Cable alerts City watchdogs over RBS treatment of small business
Government report claims ‘good and viable’ businesses put into default for profit
Business secretary Vince Cable has referred a report criticising high-street bank RBS’ treatment of small business to a number of financial services regulators, calling on them to produce an ‘urgent response’.
The report, conducted by government ‘entrepreneur in residence’ Lawrence Tomlinson, claimed that healthy firms were artificially ‘distressed’ in order to seize assets belonging to them and expose them to higher-interest loans.
Tomlinson’s allegations centre on the bank’s Global Restructuring Group (GRG) division, which handles ailing companies on RBS’ books.

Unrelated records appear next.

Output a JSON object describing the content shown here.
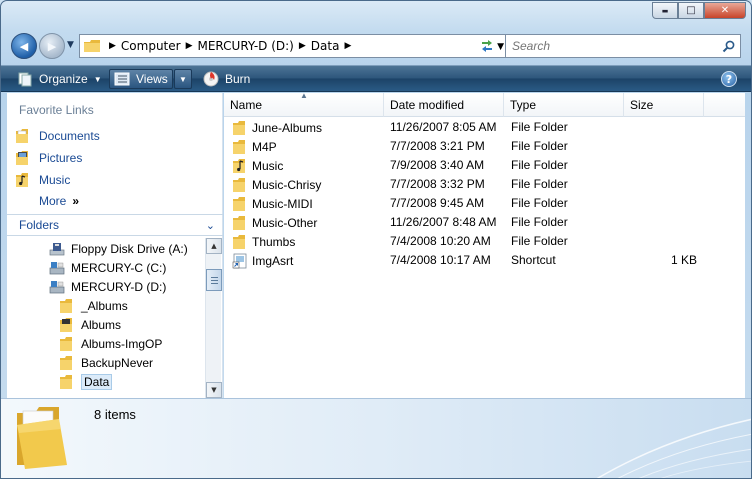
{
  "window": {
    "minimize_glyph": "▬",
    "maximize_glyph": "□",
    "close_glyph": "✕"
  },
  "navigation": {
    "back_glyph": "◀",
    "forward_glyph": "▶",
    "history_glyph": "▼",
    "breadcrumb": [
      "Computer",
      "MERCURY-D (D:)",
      "Data"
    ],
    "refresh_glyph": "↻",
    "search_placeholder": "Search"
  },
  "toolbar": {
    "organize_label": "Organize",
    "views_label": "Views",
    "burn_label": "Burn",
    "help_glyph": "?"
  },
  "favorite_links": {
    "heading": "Favorite Links",
    "items": [
      {
        "label": "Documents",
        "icon": "documents-folder-icon"
      },
      {
        "label": "Pictures",
        "icon": "pictures-folder-icon"
      },
      {
        "label": "Music",
        "icon": "music-folder-icon"
      }
    ],
    "more_label": "More",
    "more_glyph": "»"
  },
  "folders": {
    "heading": "Folders",
    "tree": [
      {
        "label": "Floppy Disk Drive (A:)",
        "icon": "floppy-drive-icon"
      },
      {
        "label": "MERCURY-C (C:)",
        "icon": "hard-drive-icon"
      },
      {
        "label": "MERCURY-D (D:)",
        "icon": "hard-drive-icon"
      },
      {
        "label": "_Albums",
        "icon": "folder-icon"
      },
      {
        "label": "Albums",
        "icon": "music-folder-icon"
      },
      {
        "label": "Albums-ImgOP",
        "icon": "folder-icon"
      },
      {
        "label": "BackupNever",
        "icon": "folder-icon"
      },
      {
        "label": "Data",
        "icon": "folder-icon",
        "selected": true
      }
    ]
  },
  "file_list": {
    "columns": [
      "Name",
      "Date modified",
      "Type",
      "Size"
    ],
    "rows": [
      {
        "name": "June-Albums",
        "date": "11/26/2007 8:05 AM",
        "type": "File Folder",
        "size": "",
        "icon": "folder-icon"
      },
      {
        "name": "M4P",
        "date": "7/7/2008 3:21 PM",
        "type": "File Folder",
        "size": "",
        "icon": "folder-icon"
      },
      {
        "name": "Music",
        "date": "7/9/2008 3:40 AM",
        "type": "File Folder",
        "size": "",
        "icon": "music-folder-icon"
      },
      {
        "name": "Music-Chrisy",
        "date": "7/7/2008 3:32 PM",
        "type": "File Folder",
        "size": "",
        "icon": "folder-icon"
      },
      {
        "name": "Music-MIDI",
        "date": "7/7/2008 9:45 AM",
        "type": "File Folder",
        "size": "",
        "icon": "folder-icon"
      },
      {
        "name": "Music-Other",
        "date": "11/26/2007 8:48 AM",
        "type": "File Folder",
        "size": "",
        "icon": "folder-icon"
      },
      {
        "name": "Thumbs",
        "date": "7/4/2008 10:20 AM",
        "type": "File Folder",
        "size": "",
        "icon": "folder-icon"
      },
      {
        "name": "ImgAsrt",
        "date": "7/4/2008 10:17 AM",
        "type": "Shortcut",
        "size": "1 KB",
        "icon": "shortcut-icon"
      }
    ]
  },
  "details_pane": {
    "item_count": "8 items"
  },
  "colors": {
    "link_blue": "#1a4a94",
    "folder_yellow": "#f2c94c",
    "command_bar": "#2c557b",
    "selection": "#dcebf9"
  }
}
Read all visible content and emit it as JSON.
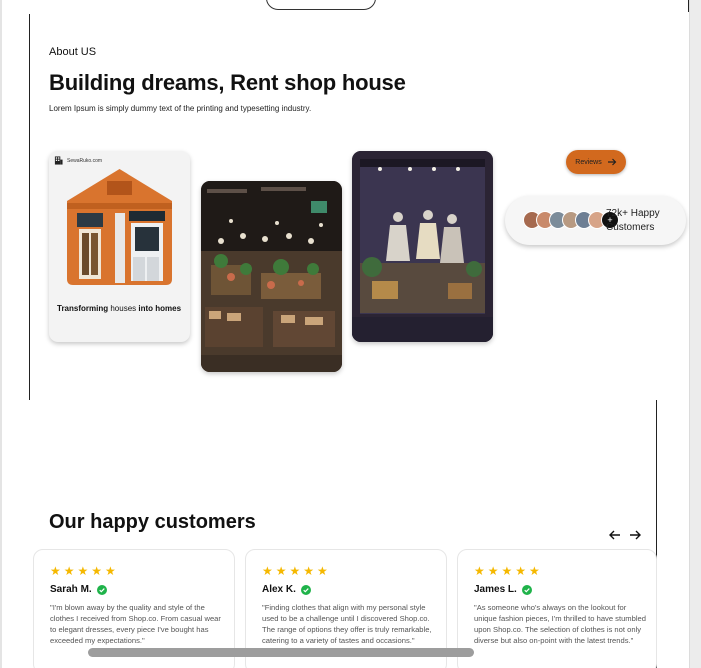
{
  "about": {
    "label": "About US",
    "headline": "Building dreams, Rent shop house",
    "subtitle": "Lorem Ipsum is simply dummy text of the printing and typesetting industry."
  },
  "brand_card": {
    "brand_name": "SewaRuko.com",
    "tagline_bold_1": "Transforming",
    "tagline_plain": " houses ",
    "tagline_bold_2": "into homes"
  },
  "reviews_button": {
    "label": "Reviews"
  },
  "happy_customers": {
    "line1": "72k+ Happy",
    "line2": "Customers",
    "more_symbol": "+"
  },
  "customers_section": {
    "title": "Our happy customers",
    "reviews": [
      {
        "stars": "★★★★★",
        "name": "Sarah M.",
        "text": "\"I'm blown away by the quality and style of the clothes I received from Shop.co. From casual wear to elegant dresses, every piece I've bought has exceeded my expectations.\""
      },
      {
        "stars": "★★★★★",
        "name": "Alex K.",
        "text": "\"Finding clothes that align with my personal style used to be a challenge until I discovered Shop.co. The range of options they offer is truly remarkable, catering to a variety of tastes and occasions.\""
      },
      {
        "stars": "★★★★★",
        "name": "James L.",
        "text": "\"As someone who's always on the lookout for unique fashion pieces, I'm thrilled to have stumbled upon Shop.co. The selection of clothes is not only diverse but also on-point with the latest trends.\""
      }
    ]
  },
  "colors": {
    "accent": "#d2691e",
    "star": "#f5b800",
    "verified": "#1fb34a"
  },
  "icons": [
    "building-icon",
    "arrow-right-icon",
    "arrow-left-icon",
    "verified-check-icon"
  ]
}
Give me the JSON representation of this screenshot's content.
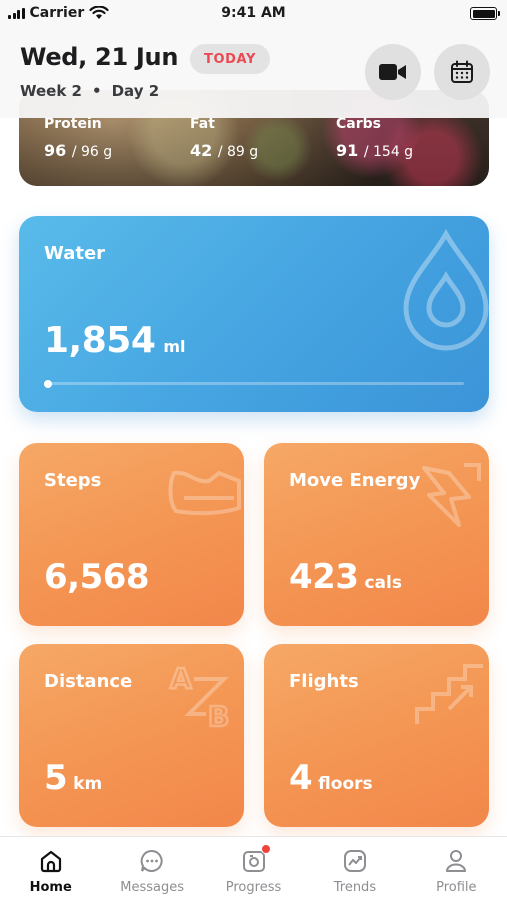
{
  "status_bar": {
    "carrier": "Carrier",
    "time": "9:41 AM",
    "icons": [
      "signal-icon",
      "wifi-icon",
      "battery-icon"
    ]
  },
  "header": {
    "date": "Wed, 21 Jun",
    "today_badge": "TODAY",
    "week": "Week 2",
    "separator": "•",
    "day": "Day 2",
    "video_button_icon": "video-camera-icon",
    "calendar_button_icon": "calendar-icon",
    "accent_color": "#ea4a54"
  },
  "nutrition": {
    "protein": {
      "label": "Protein",
      "value": "96",
      "goal": "/ 96 g"
    },
    "fat": {
      "label": "Fat",
      "value": "42",
      "goal": "/ 89 g"
    },
    "carbs": {
      "label": "Carbs",
      "value": "91",
      "goal": "/ 154 g"
    }
  },
  "water": {
    "title": "Water",
    "value": "1,854",
    "unit": "ml",
    "progress_fraction": 0.0,
    "color": "#45a4e1",
    "icon": "water-drop-icon"
  },
  "stats": {
    "steps": {
      "title": "Steps",
      "value": "6,568",
      "unit": "",
      "icon": "shoe-icon"
    },
    "move_energy": {
      "title": "Move Energy",
      "value": "423",
      "unit": "cals",
      "icon": "lightning-icon"
    },
    "distance": {
      "title": "Distance",
      "value": "5",
      "unit": "km",
      "icon": "a-to-b-icon"
    },
    "flights": {
      "title": "Flights",
      "value": "4",
      "unit": "floors",
      "icon": "stairs-icon"
    },
    "color": "#f49654"
  },
  "tab_bar": {
    "tabs": [
      {
        "label": "Home",
        "icon": "home-icon",
        "active": true
      },
      {
        "label": "Messages",
        "icon": "chat-bubble-icon",
        "active": false
      },
      {
        "label": "Progress",
        "icon": "camera-icon",
        "active": false,
        "badge": true
      },
      {
        "label": "Trends",
        "icon": "trend-chart-icon",
        "active": false
      },
      {
        "label": "Profile",
        "icon": "person-icon",
        "active": false
      }
    ]
  }
}
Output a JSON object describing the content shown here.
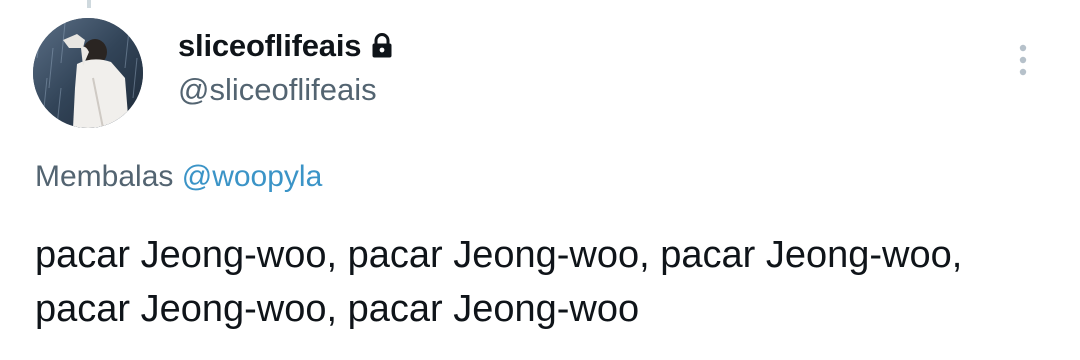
{
  "tweet": {
    "display_name": "sliceoflifeais",
    "handle": "@sliceoflifeais",
    "reply_prefix": "Membalas",
    "reply_mention": "@woopyla",
    "text": "pacar Jeong-woo, pacar Jeong-woo, pacar Jeong-woo, pacar Jeong-woo, pacar Jeong-woo"
  },
  "icons": {
    "protected": "lock-icon",
    "menu": "more-vertical-icon",
    "avatar": "avatar"
  },
  "colors": {
    "text_primary": "#0f1419",
    "text_secondary": "#536471",
    "mention": "#3b94c7",
    "more_icon": "#b6c1ca"
  }
}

By forcing businesses into default, it is claimed, RBS can make greater revenue by taking advantage of the extensive restructuring powers and higher fees of the GRG.
“I feel really sick sometimes. It is really disturbing,” Tomlinson told the BBC yesterday. “It is ruining people’s businesses for sure, and in some cases having a huge impact on their personal lives too.”
Tomlinson acted independently of the government in conducting the report and did not set out to look exclusively at RBS, but claimed that the bank soon became the focus after talking to small business owners about their experience.
Vince Cable has referred the report to City regulators the Financial Conduct Authority and the Prudential Regulation Authority and called for an immediate response to allegations against the bank, which is 81% owned by the taxpayer.
Cable said: “Some of these allegations are very serious and I am waiting for an urgent response as to what actions have been taken.
“I am however confident that the new management of RBS is aware of this history and is determined to turn RBS into a bank that will support the growth of small and medium sized businesses.”
In a statement released yesterday, RBS defended its practices, saying its treatment of small businesses was justified in the light of avoiding bad debt.
The bank said: “In the boom years leading up to the financial crisis, the over-heated property development market became a major threat to the UK economy.
“RBS did more than its fair share to fuel this and commercial property lending was one of the key drivers of our near collapse as valuations rapidly plummeted.
“Facing up to these mistakes has been a difficult, but essential part of making RBS a safe and strong bank once again.”
RBS chairman Sir Philip Hampton sounded a more conciliatory note in an interview with the BBC yesterday, acknowledging that the bank may have ‘got it wrong’ by being ‘too heavy’ with some of its firms.
City law firm Clifford Chance has been tasked with investigating the allegations into RBS, as well as banking culture in general.
Its report is due on the 31st of January and Sir Philip said RBS would co-operate with investigations.